The girl filled a wine-glass, and brought it to her, dipping her knee as she proffered it.
“Thank you, Lisbet. Now, open the blinds. I would see the stars.”
Douglas tensed, then relaxed. A madwoman’s chambers. Bars across the window. No escape there.
She turned to face him. “You have entered Alwentdale under arms, killed my liege-people, destroyed their homes. It ends here. Look to the unicorn.”
“What the –”
The tapestry bellied out from the niche and his world came down in ruin about his ears.
The blast hit them like a wall of solid air; followed a second of so later by a thunder roll which reverberated off the cliff faces as though it would tear the mountain apart. They turned and looked down the valley towards the Residence. A great bloom of flame was rising into the night sky. By its glow they could see tiny figures running like ants.
“Stage one of a two –” Another bloom of flame, followed a split second later by another thunder-roll. The Crown Prince caught Ripley’s arm. “Look to the gate-house. Start counting. One coronet, two coronet, three coronet…”
He had reached thirteen when, with a force which seemed double that of the previous explosion, the gate-house went up in blue and orange flames.
“Hah! A three stage explosion.”
“But how did she contrive it, with so little gunpowder?”
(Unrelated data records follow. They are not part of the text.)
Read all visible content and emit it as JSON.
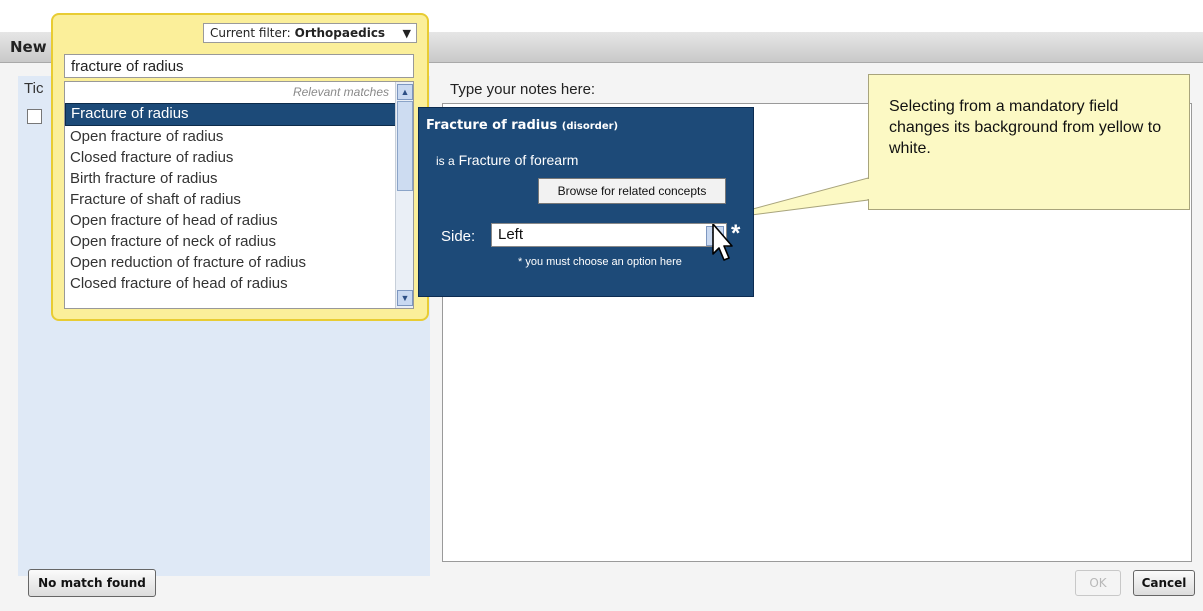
{
  "window": {
    "title": "New"
  },
  "left_panel": {
    "label": "Tic"
  },
  "autocomplete": {
    "filter_label": "Current filter:",
    "filter_value": "Orthopaedics",
    "search_value": "fracture of radius",
    "list_header": "Relevant matches",
    "items": [
      "Fracture of radius",
      "Open fracture of radius",
      "Closed fracture of radius",
      "Birth fracture of radius",
      "Fracture of shaft of radius",
      "Open fracture of head of radius",
      "Open fracture of neck of radius",
      "Open reduction of fracture of radius",
      "Closed fracture of head of radius"
    ],
    "selected_index": 0
  },
  "detail": {
    "title": "Fracture of radius",
    "semantic_tag": "(disorder)",
    "is_a_prefix": "is a",
    "is_a_value": "Fracture of forearm",
    "browse_label": "Browse for related concepts",
    "side_label": "Side:",
    "side_value": "Left",
    "required_mark": "*",
    "required_note": "* you must choose an option here"
  },
  "notes": {
    "label": "Type your notes here:"
  },
  "callout": {
    "text": "Selecting from a mandatory field changes its background from yellow to white."
  },
  "buttons": {
    "no_match": "No match found",
    "ok": "OK",
    "cancel": "Cancel"
  },
  "colors": {
    "accent_blue": "#1d4a78",
    "highlight_yellow": "#fbef9a",
    "callout_fill": "#fcf9c4"
  }
}
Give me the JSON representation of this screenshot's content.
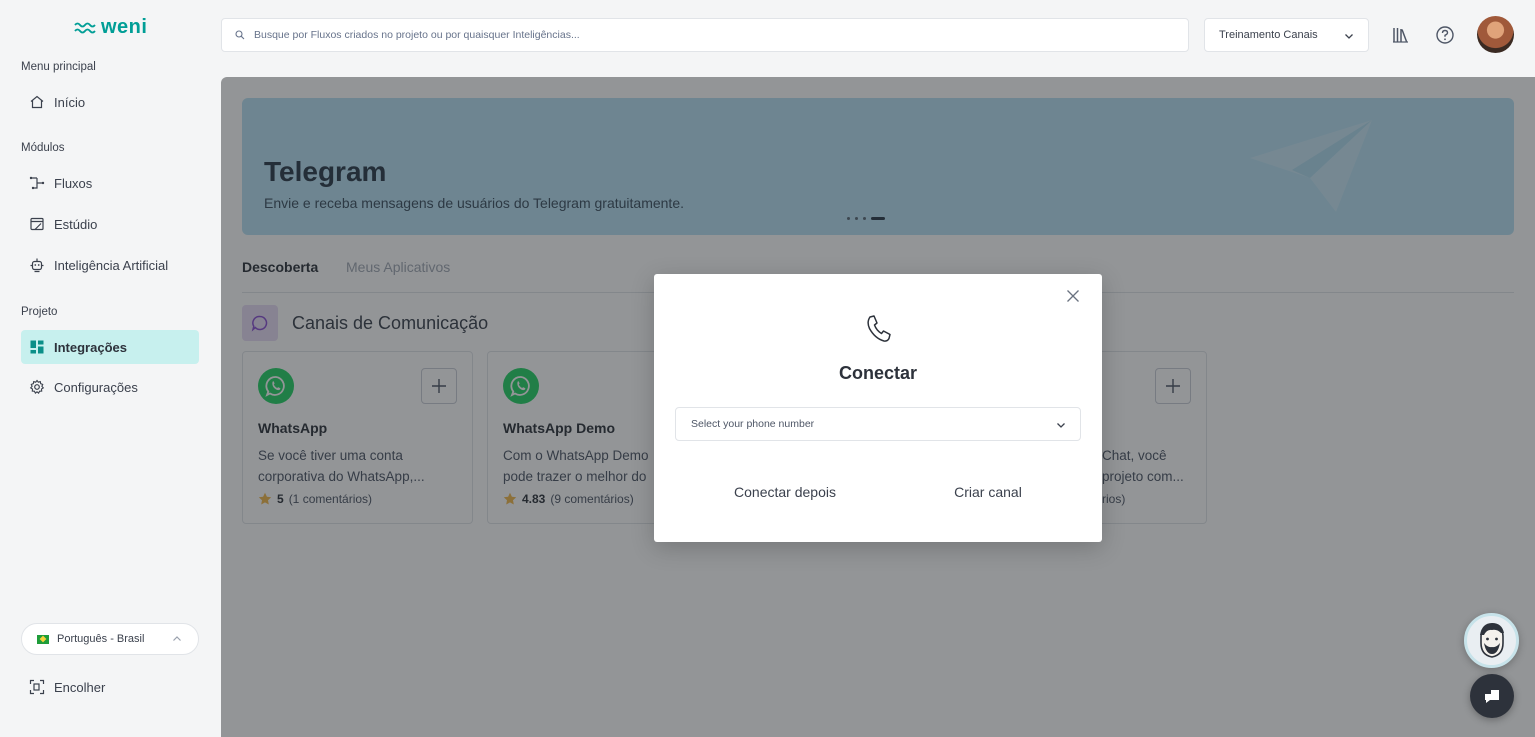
{
  "brand": {
    "name": "weni",
    "color": "#009e96"
  },
  "sidebar": {
    "sections": [
      {
        "label": "Menu principal"
      },
      {
        "label": "Módulos"
      },
      {
        "label": "Projeto"
      }
    ],
    "items": [
      {
        "label": "Início",
        "icon": "home-icon"
      },
      {
        "label": "Fluxos",
        "icon": "flows-icon"
      },
      {
        "label": "Estúdio",
        "icon": "studio-icon"
      },
      {
        "label": "Inteligência Artificial",
        "icon": "ai-icon"
      },
      {
        "label": "Integrações",
        "icon": "integrations-icon",
        "active": true
      },
      {
        "label": "Configurações",
        "icon": "settings-icon"
      }
    ],
    "language": "Português - Brasil",
    "collapse_label": "Encolher"
  },
  "header": {
    "search_placeholder": "Busque por Fluxos criados no projeto ou por quaisquer Inteligências...",
    "project": "Treinamento Canais"
  },
  "banner": {
    "title": "Telegram",
    "subtitle": "Envie e receba mensagens de usuários do Telegram gratuitamente.",
    "color": "#b8e1f3"
  },
  "tabs": [
    {
      "label": "Descoberta",
      "active": true
    },
    {
      "label": "Meus Aplicativos",
      "active": false
    }
  ],
  "section": {
    "title": "Canais de Comunicação"
  },
  "cards": [
    {
      "title": "WhatsApp",
      "desc1": "Se você tiver uma conta",
      "desc2": "corporativa do WhatsApp,...",
      "rating": "5",
      "comments": "(1 comentários)"
    },
    {
      "title": "WhatsApp Demo",
      "desc1": "Com o WhatsApp Demo",
      "desc2": "pode trazer o melhor do",
      "rating": "4.83",
      "comments": "(9 comentários)"
    },
    {
      "desc1": "Chat, você",
      "desc2": "projeto com...",
      "comments": "rios)"
    }
  ],
  "modal": {
    "title": "Conectar",
    "select_placeholder": "Select your phone number",
    "btn_later": "Conectar depois",
    "btn_create": "Criar canal"
  }
}
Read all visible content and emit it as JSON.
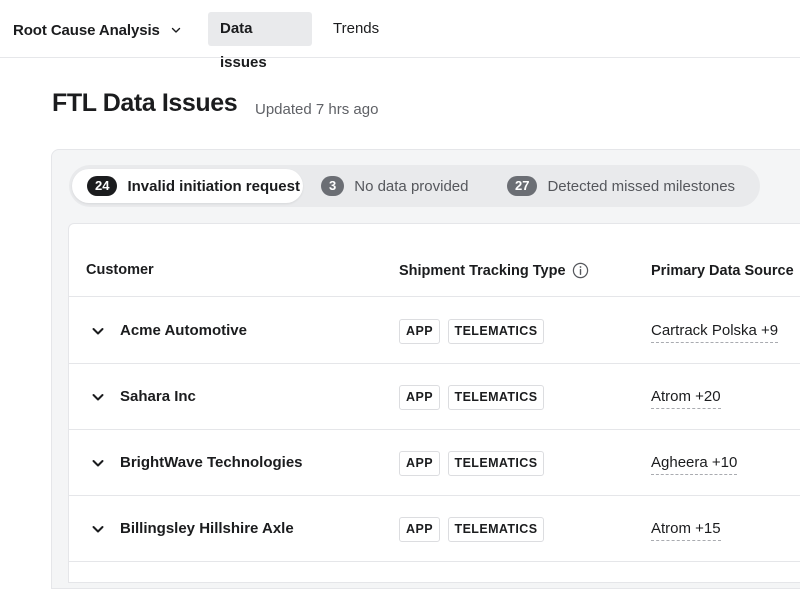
{
  "nav": {
    "app_switcher_label": "Root Cause Analysis",
    "tabs": [
      {
        "label": "Data issues",
        "active": true
      },
      {
        "label": "Trends",
        "active": false
      }
    ]
  },
  "header": {
    "title": "FTL Data Issues",
    "updated": "Updated 7 hrs ago"
  },
  "filters": [
    {
      "count": "24",
      "label": "Invalid initiation request",
      "active": true
    },
    {
      "count": "3",
      "label": "No data provided",
      "active": false
    },
    {
      "count": "27",
      "label": "Detected missed milestones",
      "active": false
    }
  ],
  "table": {
    "columns": {
      "customer": "Customer",
      "tracking_type": "Shipment Tracking Type",
      "primary_source": "Primary Data Source"
    },
    "rows": [
      {
        "customer": "Acme Automotive",
        "tags": [
          "APP",
          "TELEMATICS"
        ],
        "source": "Cartrack Polska +9"
      },
      {
        "customer": "Sahara Inc",
        "tags": [
          "APP",
          "TELEMATICS"
        ],
        "source": "Atrom +20"
      },
      {
        "customer": "BrightWave Technologies",
        "tags": [
          "APP",
          "TELEMATICS"
        ],
        "source": "Agheera +10"
      },
      {
        "customer": "Billingsley Hillshire Axle",
        "tags": [
          "APP",
          "TELEMATICS"
        ],
        "source": "Atrom +15"
      }
    ]
  },
  "icons": {
    "app_switcher": "chevron-down-icon",
    "column_info": "info-icon",
    "row_expand": "chevron-down-icon"
  },
  "colors": {
    "active_count_badge": "#1b1c1e",
    "inactive_count_badge": "#6b6e74",
    "active_tab_bg": "#e9eaec"
  }
}
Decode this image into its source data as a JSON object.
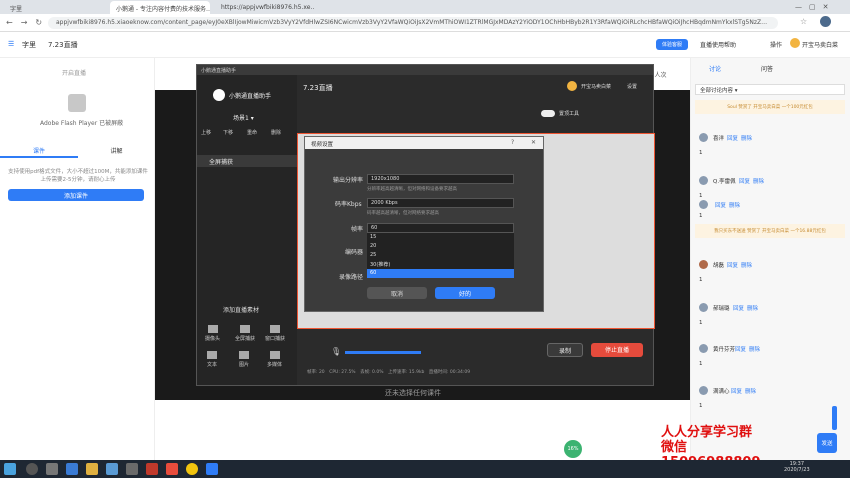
{
  "browser": {
    "tabs": [
      {
        "label": "字里",
        "active": false
      },
      {
        "label": "小鹅通 - 专注内容付费的技术服务…",
        "active": true
      },
      {
        "label": "https://appjvwfbiki8976.h5.xe…",
        "active": false
      }
    ],
    "url": "appjvwfbiki8976.h5.xiaoeknow.com/content_page/eyJ0eXBlIjowMiwicmVzb3VyY2VfdHlwZSI6NCwicmVzb3VyY2VfaWQiOiJsX2VmMThiOWI1ZTRlMGJxMDAzY2YiODY1OChHbHByb2R1Y3RfaWQiOiRLchcHBfaWQiOiJhcHBqdmNmYkxlSTg5NzZ…"
  },
  "app": {
    "brand": "字里",
    "title": "7.23直播",
    "header_actions": [
      "体验客服",
      "直播使用帮助",
      "操作",
      "开宝马卖白菜"
    ],
    "flash_notice_top": "开启直播",
    "flash_label": "Adobe Flash Player 已被屏蔽",
    "tabs": [
      "课件",
      "讲解"
    ],
    "upload_tip": "支持使用pdf格式文件，大小不超过100M，共能添加课件上传需要2-5分钟，请耐心上传",
    "add_button": "添加课件",
    "stage_hint": "还未选择任何课件",
    "viewers": "976人次"
  },
  "obs": {
    "window_title": "小鹅通直播助手",
    "logo_text": "小鹅通直播助手",
    "live_title": "7.23直播",
    "user": "开宝马卖白菜",
    "settings": "设置",
    "scene_label": "场景1",
    "scene_controls": [
      "上移",
      "下移",
      "重命",
      "删除"
    ],
    "source_item": "全屏捕获",
    "top_toggle": "置顶工具",
    "add_source": "添加直播素材",
    "sources": [
      "摄像头",
      "全屏捕获",
      "窗口捕获",
      "文本",
      "图片",
      "多媒体"
    ],
    "record_button": "录制",
    "stop_button": "停止直播",
    "status": [
      "帧率: 20",
      "CPU: 27.5%",
      "丢帧: 0.0%",
      "上传速率: 15.9kb",
      "直播时间: 00:34:09"
    ]
  },
  "dialog": {
    "title": "视频设置",
    "resolution_label": "输出分辨率",
    "resolution_value": "1920x1080",
    "resolution_note": "分辨率越高越清晰，但对网络和设备要求越高",
    "bitrate_label": "码率Kbps",
    "bitrate_value": "2000 Kbps",
    "bitrate_note": "码率越高越清晰，但对网络要求越高",
    "fps_label": "帧率",
    "fps_value": "60",
    "encoder_label": "编码器",
    "record_path_label": "录像路径",
    "fps_options": [
      "15",
      "20",
      "25",
      "30(推荐)",
      "60"
    ],
    "fps_selected": "60",
    "cancel": "取消",
    "ok": "好的"
  },
  "comments_panel": {
    "tabs": [
      "讨论",
      "问答"
    ],
    "filter": "全部讨论内容",
    "gift1": "Soul 赞赏了 开宝马卖白菜 一个100元红包",
    "gift2": "我只买东不送送 赞赏了 开宝马卖白菜 一个16.88元红包",
    "send": "发送",
    "comments": [
      {
        "name": "喜洋",
        "reply": "回复",
        "del": "删除",
        "text": "1"
      },
      {
        "name": "Q.李雷佩",
        "reply": "回复",
        "del": "删除",
        "text": "1"
      },
      {
        "name": "",
        "reply": "回复",
        "del": "删除",
        "text": "1"
      },
      {
        "name": "胡磊",
        "reply": "回复",
        "del": "删除",
        "text": "1"
      },
      {
        "name": "郝瑞璐",
        "reply": "回复",
        "del": "删除",
        "text": "1"
      },
      {
        "name": "黄丹芬芳",
        "reply": "回复",
        "del": "删除",
        "text": "1"
      },
      {
        "name": "满满心",
        "reply": "回复",
        "del": "删除",
        "text": "1"
      }
    ]
  },
  "taskbar": {
    "time": "19:37",
    "date": "2020/7/23",
    "cpu": "16%"
  },
  "watermark": [
    "人人分享学习群",
    "微信15096988809"
  ],
  "colors": {
    "accent": "#2f7cf6",
    "danger": "#e54b3c"
  }
}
The Crown Prince stood for a moment, looking down at the blazing wreckage of the Residence. “Before she was the mad Queen of Gaaldine, she was my mad cousin Genia. She always liked explosions. She taught me to make gunpowder when I was nine years old. And there was oil, brandy and flour in the Residence as well as powder. For her, it would have sufficed. Come. She’s bought us time to raise Ulvastdale and trap the remnants of the sea-wolves between our forces and the wreckage of their burning boats. Let’s not waste it.”